EXERCISE OBJECTIVE:
The output should be all lines of the entries below in which the word "Level" occurs.

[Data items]
##########

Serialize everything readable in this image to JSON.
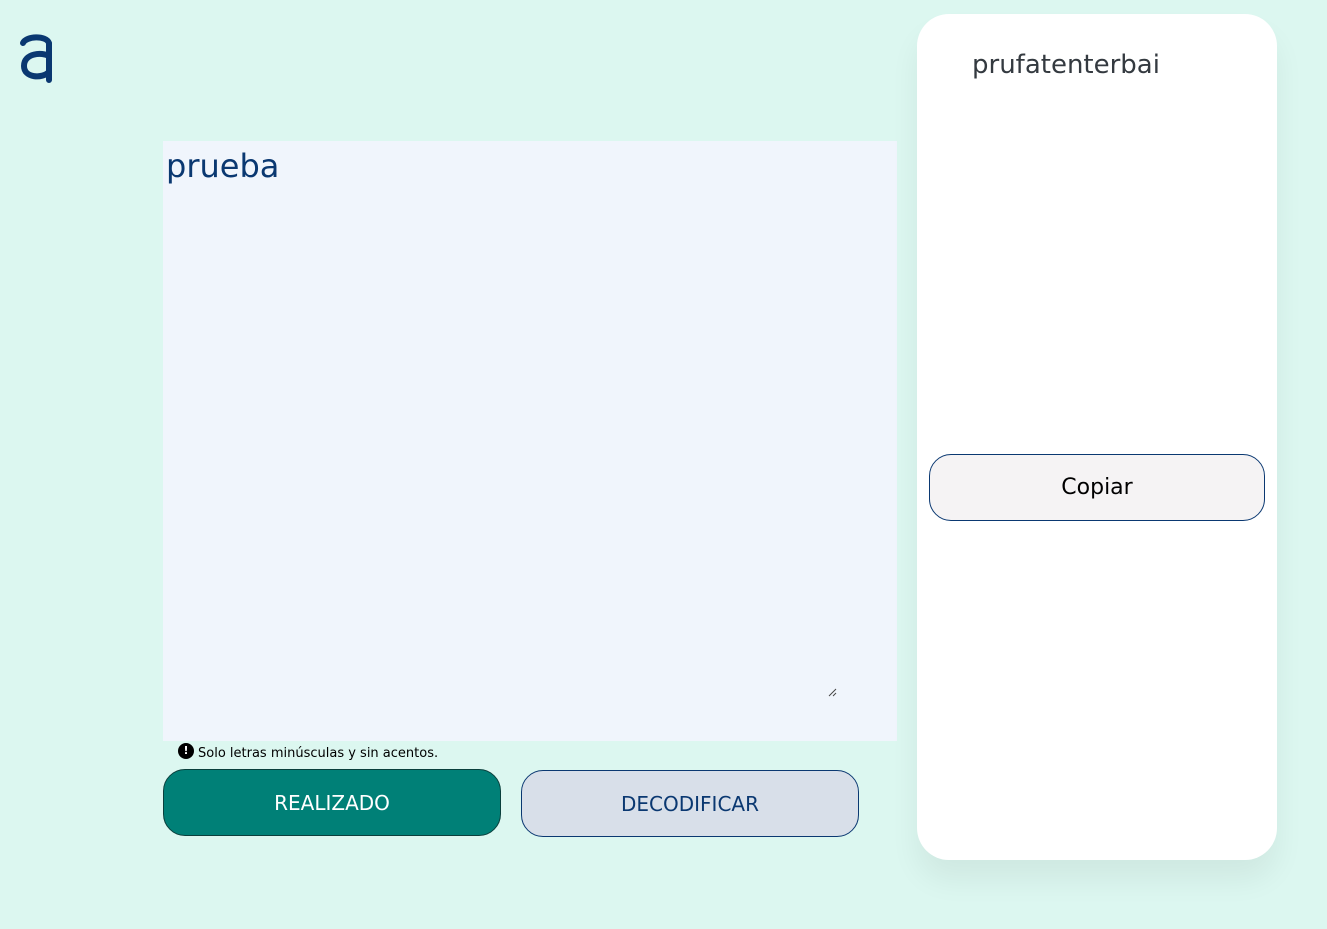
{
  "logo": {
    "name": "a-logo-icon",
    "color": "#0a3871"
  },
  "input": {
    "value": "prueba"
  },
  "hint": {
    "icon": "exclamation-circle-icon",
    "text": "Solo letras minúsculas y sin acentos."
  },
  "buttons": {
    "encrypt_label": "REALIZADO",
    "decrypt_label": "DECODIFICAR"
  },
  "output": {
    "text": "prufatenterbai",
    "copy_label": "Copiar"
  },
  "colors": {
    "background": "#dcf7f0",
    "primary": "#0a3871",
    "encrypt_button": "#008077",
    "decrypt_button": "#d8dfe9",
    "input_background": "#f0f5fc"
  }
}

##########

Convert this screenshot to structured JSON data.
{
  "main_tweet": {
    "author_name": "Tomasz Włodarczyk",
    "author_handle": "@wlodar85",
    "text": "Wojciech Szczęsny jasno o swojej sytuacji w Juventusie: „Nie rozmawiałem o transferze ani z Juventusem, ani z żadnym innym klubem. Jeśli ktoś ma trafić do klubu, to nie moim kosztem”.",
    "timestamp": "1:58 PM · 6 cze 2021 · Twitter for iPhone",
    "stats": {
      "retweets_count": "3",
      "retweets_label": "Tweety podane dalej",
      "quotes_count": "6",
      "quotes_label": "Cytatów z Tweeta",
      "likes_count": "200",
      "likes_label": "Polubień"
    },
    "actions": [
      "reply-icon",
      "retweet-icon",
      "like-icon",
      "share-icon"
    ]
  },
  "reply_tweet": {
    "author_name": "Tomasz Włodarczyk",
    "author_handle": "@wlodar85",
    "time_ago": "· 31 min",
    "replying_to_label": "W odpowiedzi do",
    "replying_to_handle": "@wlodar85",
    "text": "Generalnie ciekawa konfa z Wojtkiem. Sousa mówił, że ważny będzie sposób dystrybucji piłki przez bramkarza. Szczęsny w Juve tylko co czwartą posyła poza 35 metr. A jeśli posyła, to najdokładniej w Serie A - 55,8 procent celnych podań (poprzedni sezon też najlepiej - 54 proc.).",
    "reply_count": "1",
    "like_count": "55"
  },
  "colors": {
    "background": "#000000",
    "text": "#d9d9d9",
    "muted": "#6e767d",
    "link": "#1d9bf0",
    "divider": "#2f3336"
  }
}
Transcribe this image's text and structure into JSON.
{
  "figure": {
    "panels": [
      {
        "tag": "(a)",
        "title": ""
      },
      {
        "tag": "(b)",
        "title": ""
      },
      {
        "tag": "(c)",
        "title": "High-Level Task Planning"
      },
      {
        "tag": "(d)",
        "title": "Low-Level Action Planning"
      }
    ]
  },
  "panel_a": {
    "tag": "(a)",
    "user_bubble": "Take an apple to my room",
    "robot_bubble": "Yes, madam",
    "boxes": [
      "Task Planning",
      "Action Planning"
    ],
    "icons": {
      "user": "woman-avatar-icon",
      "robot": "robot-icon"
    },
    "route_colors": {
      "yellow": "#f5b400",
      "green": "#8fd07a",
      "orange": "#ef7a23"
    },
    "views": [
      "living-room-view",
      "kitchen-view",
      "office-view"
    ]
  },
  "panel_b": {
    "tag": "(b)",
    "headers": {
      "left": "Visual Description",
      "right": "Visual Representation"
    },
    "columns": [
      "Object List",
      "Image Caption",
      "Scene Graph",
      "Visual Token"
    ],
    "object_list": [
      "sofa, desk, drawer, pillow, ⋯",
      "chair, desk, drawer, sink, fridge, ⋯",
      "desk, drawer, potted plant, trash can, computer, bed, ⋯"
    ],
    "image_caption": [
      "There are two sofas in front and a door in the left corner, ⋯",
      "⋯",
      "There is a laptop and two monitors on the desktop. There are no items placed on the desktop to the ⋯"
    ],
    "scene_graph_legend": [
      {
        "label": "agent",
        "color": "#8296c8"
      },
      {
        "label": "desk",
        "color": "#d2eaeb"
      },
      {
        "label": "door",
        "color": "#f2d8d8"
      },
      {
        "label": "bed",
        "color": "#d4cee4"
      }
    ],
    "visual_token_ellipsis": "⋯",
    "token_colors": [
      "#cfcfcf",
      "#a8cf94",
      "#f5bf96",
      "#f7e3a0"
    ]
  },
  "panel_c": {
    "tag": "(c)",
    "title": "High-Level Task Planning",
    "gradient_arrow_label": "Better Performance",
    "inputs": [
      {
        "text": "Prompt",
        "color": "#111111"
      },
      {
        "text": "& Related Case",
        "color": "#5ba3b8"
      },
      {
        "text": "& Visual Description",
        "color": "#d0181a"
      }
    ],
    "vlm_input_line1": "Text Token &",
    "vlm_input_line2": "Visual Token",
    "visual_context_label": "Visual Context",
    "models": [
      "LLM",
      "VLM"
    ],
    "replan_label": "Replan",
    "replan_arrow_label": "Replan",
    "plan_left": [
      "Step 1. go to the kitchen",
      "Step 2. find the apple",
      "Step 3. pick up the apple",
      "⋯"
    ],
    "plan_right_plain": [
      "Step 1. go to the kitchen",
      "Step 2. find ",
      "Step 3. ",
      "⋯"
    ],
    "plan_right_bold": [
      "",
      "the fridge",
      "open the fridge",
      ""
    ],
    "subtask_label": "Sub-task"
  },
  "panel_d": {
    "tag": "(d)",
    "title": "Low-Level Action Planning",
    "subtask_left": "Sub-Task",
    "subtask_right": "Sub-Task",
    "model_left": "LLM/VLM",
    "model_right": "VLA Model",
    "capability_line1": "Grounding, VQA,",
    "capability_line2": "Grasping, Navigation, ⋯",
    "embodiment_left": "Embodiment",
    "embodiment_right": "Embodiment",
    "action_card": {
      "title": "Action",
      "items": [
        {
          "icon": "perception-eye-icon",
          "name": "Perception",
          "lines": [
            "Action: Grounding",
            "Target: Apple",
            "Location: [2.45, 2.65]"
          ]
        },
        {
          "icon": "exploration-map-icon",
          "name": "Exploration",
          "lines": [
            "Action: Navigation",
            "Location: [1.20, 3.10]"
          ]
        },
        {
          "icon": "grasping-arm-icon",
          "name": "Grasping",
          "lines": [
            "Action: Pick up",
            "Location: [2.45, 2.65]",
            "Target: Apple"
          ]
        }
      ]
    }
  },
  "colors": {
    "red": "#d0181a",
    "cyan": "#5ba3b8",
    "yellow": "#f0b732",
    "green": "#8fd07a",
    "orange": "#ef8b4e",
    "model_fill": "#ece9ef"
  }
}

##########

RESULT OF THE TASK:
        "title": "High-Level Task Planning"
        "title": "Low-Level Action Planning"
    "title": "High-Level Task Planning",
    "title": "Low-Level Action Planning",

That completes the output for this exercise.